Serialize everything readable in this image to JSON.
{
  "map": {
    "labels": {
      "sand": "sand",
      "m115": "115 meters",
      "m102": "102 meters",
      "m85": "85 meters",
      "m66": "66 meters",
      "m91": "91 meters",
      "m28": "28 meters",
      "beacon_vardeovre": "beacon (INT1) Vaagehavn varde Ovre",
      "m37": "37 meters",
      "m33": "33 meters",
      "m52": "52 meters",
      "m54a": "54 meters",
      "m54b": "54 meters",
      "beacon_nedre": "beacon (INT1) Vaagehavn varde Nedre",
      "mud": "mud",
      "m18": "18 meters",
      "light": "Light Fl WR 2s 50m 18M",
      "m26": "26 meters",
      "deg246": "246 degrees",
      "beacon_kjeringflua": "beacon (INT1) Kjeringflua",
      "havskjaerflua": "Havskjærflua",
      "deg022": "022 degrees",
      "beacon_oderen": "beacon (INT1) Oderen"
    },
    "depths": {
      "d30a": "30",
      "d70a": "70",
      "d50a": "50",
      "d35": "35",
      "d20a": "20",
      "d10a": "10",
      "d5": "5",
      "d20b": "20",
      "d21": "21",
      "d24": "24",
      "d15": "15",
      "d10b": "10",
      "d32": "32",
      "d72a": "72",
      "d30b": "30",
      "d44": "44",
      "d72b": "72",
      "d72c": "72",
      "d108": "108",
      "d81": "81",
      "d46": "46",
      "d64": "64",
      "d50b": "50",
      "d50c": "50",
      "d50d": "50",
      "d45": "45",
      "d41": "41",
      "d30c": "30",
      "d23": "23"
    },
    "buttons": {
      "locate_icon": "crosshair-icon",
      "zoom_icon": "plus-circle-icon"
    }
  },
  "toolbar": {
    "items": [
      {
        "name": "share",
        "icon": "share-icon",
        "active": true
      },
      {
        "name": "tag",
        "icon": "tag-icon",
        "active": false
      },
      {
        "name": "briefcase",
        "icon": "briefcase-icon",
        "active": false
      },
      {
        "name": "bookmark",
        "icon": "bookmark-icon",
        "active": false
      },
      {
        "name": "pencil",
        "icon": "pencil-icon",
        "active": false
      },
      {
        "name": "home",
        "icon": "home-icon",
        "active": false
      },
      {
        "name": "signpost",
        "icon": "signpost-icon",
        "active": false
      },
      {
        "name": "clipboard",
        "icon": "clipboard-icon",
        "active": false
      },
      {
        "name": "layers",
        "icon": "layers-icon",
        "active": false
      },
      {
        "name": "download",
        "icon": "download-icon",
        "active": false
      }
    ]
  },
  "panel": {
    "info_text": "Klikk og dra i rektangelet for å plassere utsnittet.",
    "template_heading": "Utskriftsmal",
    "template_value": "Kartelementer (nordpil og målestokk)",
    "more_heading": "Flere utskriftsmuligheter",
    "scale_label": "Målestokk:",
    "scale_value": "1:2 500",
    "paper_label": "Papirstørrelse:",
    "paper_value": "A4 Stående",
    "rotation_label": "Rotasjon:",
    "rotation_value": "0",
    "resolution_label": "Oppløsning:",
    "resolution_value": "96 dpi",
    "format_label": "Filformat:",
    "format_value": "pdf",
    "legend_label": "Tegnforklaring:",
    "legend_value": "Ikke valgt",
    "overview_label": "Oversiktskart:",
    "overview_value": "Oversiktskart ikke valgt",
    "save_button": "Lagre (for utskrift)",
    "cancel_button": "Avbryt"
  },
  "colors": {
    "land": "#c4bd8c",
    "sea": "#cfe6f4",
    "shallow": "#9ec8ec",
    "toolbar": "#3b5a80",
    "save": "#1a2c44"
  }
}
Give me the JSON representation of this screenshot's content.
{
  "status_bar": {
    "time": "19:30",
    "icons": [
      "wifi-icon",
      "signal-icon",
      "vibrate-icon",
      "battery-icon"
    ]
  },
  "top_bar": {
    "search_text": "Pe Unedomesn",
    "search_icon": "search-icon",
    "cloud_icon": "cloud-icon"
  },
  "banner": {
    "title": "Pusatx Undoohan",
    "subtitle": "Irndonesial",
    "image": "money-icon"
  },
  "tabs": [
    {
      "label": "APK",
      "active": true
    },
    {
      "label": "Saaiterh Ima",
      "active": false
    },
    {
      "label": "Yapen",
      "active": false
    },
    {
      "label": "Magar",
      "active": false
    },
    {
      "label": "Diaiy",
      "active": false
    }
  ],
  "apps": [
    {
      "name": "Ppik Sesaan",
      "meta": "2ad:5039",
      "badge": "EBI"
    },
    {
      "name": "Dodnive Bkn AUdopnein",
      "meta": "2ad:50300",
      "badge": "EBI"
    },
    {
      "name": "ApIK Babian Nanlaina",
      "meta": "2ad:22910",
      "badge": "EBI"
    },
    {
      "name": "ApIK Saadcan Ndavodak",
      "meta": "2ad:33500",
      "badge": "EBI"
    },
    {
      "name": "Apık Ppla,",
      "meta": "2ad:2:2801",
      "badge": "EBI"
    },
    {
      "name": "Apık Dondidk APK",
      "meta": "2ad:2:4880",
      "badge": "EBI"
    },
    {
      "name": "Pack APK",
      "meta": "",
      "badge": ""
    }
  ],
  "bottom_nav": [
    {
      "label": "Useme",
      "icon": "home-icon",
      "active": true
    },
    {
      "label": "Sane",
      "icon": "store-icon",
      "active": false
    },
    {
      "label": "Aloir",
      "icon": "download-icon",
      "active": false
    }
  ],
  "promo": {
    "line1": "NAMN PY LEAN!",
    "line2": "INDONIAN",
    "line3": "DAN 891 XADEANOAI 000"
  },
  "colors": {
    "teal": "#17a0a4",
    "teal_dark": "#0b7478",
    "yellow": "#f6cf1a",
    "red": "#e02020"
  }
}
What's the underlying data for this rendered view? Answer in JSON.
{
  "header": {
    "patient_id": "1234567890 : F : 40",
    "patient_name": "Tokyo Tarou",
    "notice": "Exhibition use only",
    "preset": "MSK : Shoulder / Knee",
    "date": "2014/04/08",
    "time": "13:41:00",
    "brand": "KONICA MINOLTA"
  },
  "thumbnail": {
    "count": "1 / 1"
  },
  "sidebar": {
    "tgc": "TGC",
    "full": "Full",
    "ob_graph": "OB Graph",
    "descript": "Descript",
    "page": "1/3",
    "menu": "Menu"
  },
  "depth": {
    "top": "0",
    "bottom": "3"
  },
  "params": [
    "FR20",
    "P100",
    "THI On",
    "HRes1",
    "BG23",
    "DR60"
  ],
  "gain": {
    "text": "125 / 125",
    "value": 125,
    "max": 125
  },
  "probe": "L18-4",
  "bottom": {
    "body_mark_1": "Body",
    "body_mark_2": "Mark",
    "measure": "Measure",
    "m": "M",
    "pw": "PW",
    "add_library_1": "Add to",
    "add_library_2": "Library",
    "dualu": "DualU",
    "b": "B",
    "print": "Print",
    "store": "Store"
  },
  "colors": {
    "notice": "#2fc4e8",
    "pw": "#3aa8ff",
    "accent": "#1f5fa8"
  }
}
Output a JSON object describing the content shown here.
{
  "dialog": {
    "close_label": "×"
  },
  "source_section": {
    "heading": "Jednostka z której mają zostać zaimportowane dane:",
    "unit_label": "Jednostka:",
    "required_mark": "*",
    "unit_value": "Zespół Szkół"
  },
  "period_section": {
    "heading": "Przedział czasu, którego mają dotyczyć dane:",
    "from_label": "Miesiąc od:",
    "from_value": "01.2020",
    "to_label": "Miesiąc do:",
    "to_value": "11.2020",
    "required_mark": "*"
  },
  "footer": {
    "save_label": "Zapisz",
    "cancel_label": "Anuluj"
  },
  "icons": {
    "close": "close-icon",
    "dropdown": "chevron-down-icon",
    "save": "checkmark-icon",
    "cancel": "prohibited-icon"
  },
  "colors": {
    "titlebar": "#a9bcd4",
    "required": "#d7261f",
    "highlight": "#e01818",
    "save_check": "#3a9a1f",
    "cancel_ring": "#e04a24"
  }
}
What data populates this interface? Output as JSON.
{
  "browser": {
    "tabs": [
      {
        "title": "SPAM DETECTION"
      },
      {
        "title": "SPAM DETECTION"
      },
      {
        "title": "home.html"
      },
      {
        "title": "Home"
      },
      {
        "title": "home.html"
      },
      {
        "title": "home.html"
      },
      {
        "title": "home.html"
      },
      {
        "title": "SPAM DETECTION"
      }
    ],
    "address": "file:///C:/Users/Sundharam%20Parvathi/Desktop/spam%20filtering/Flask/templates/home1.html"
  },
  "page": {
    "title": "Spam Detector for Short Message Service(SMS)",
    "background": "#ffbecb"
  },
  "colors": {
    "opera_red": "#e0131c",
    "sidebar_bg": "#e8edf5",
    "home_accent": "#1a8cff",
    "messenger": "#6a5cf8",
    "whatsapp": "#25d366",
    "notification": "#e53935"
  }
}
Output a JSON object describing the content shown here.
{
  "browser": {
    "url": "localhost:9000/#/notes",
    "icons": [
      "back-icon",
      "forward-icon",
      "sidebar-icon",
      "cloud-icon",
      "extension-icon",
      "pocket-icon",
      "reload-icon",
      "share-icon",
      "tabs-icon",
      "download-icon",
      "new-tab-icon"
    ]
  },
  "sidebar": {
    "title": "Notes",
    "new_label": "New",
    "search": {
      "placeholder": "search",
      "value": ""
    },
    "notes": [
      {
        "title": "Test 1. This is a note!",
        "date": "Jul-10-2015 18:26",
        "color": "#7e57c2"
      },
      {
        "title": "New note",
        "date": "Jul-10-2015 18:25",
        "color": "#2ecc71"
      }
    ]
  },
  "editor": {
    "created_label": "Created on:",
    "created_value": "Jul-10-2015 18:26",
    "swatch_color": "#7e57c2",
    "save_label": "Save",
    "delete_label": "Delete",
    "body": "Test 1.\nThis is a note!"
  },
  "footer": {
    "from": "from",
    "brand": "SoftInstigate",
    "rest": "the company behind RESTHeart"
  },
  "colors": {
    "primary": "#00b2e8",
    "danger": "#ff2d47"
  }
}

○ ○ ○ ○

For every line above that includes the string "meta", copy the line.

      "meta": "2ad:5039",
      "meta": "2ad:50300",
      "meta": "2ad:22910",
      "meta": "2ad:33500",
      "meta": "2ad:2:2801",
      "meta": "2ad:2:4880",
      "meta": "",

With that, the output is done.